5% said they neeeeded their flat-screen TV.
Luxury or Necessity? Things We Can’t Live Without–The List Has Grown in the Past Decade
December 14, 2006
The Pew Charitable Trusts
As Americans navigate increasingly crowded lives, the number of things they say they can’t live without has multiplied in the past decade, according to a new Pew Research Center survey that asks whether a broad array of everyday consumer products are luxuries or necessities.
Some of these goods, such as home computers, are relatively recent information era innovations that have been rapidly transformed in the public’s eyes from luxury toward necessity.
But other items – such as microwave ovens, dishwashers, air conditioning for the home and car, and clothes dryers – have also made substantial leaps in the past decade even though they’ve been fixtures on the consumer landscape for far longer.
For example, the percentage of American adults who describe microwave ovens as a necessity rather than a luxury has more than doubled in the past decade, to 68%. Home air conditioning is now considered a necessity by seven-in-ten adults, up from half (51%) in 1996. And more than eight-in-ten (83%) now think of a clothes dryer as a necessity, up from six-in-ten (62%) who said the same a decade ago in a survey conducted by the Washington Post, the Henry J. Kaiser Family Foundation, and Harvard University.
The Pew survey asked the “Luxury or Necessity?” question about 14 different consumer products designed to help make everyday life more productive, more convenient, more comfortable, more efficient or more entertaining. It was conducted by telephone from October 18 through November 9, 2006 among a randomly-selected nationally-representative sample of 2,000 adults.
Survey respondents placed the 14 items on a very broad range along the “necessity” scale — with a high of 91% describing a car as a necessity and a low of 3% saying the same about an iPod.

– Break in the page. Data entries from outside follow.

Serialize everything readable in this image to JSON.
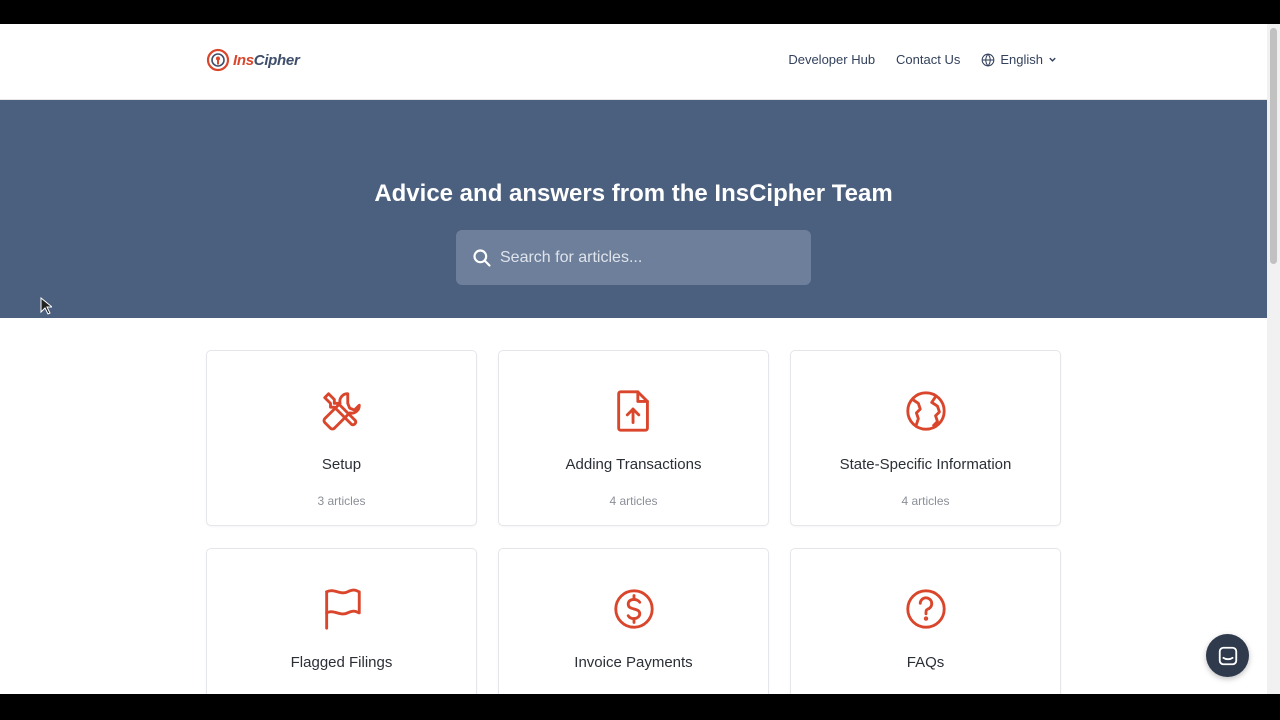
{
  "header": {
    "logo_prefix": "Ins",
    "logo_suffix": "Cipher",
    "nav": {
      "developer_hub": "Developer Hub",
      "contact_us": "Contact Us",
      "language": "English"
    }
  },
  "hero": {
    "title": "Advice and answers from the InsCipher Team",
    "search_placeholder": "Search for articles..."
  },
  "collections": [
    {
      "title": "Setup",
      "count": "3 articles",
      "icon": "tools-icon"
    },
    {
      "title": "Adding Transactions",
      "count": "4 articles",
      "icon": "file-upload-icon"
    },
    {
      "title": "State-Specific Information",
      "count": "4 articles",
      "icon": "globe-icon"
    },
    {
      "title": "Flagged Filings",
      "count": "",
      "icon": "flag-icon"
    },
    {
      "title": "Invoice Payments",
      "count": "",
      "icon": "dollar-icon"
    },
    {
      "title": "FAQs",
      "count": "",
      "icon": "question-icon"
    }
  ],
  "colors": {
    "accent": "#d9462c",
    "hero_bg": "#4b5f7e",
    "chat_bg": "#2f3a4c"
  }
}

But one pattern was consistent: wherever there has been a significant change in the past decade in the public’s judgment about these items, it’s always been in the direction of necessity. And on those items for which there are longer term survey trends dating back to 1973, this march toward necessity has tended to accelerate in the past ten years.
The two most ubiquitous products of the information era – home computers and cell phones – are currently situated in the middle of the pack, with the public evenly divided about their status. Computers are deemed a necessity by 51% of the adult public, and cell phones by 49%.
But both of these products are making a swift climb up the necessity scale. A decade ago, just 26% of adults considered the home computer a necessity, and back in 1983, when computers were still a novelty, just 4% felt that way. Meantime, cell phones were still so exotic in 1996 that they weren’t even placed on the survey. The same holds for high-speed internet access; it didn’t exist as a consumer service in 1996, but it’s now considered a necessity by 29% of the adult public.
The old adage proclaims that “necessity is the mother of invention.” These findings serve as a reminder that the opposite is also true: invention is the mother of necessity. Throughout human history, from the wheel to the computer, previously unimaginable inventions have created their own demand, and eventually their own need. But you don’t have to take our word for it — just ask the American public.
View the full report on the Pew Research Center’s Web site.”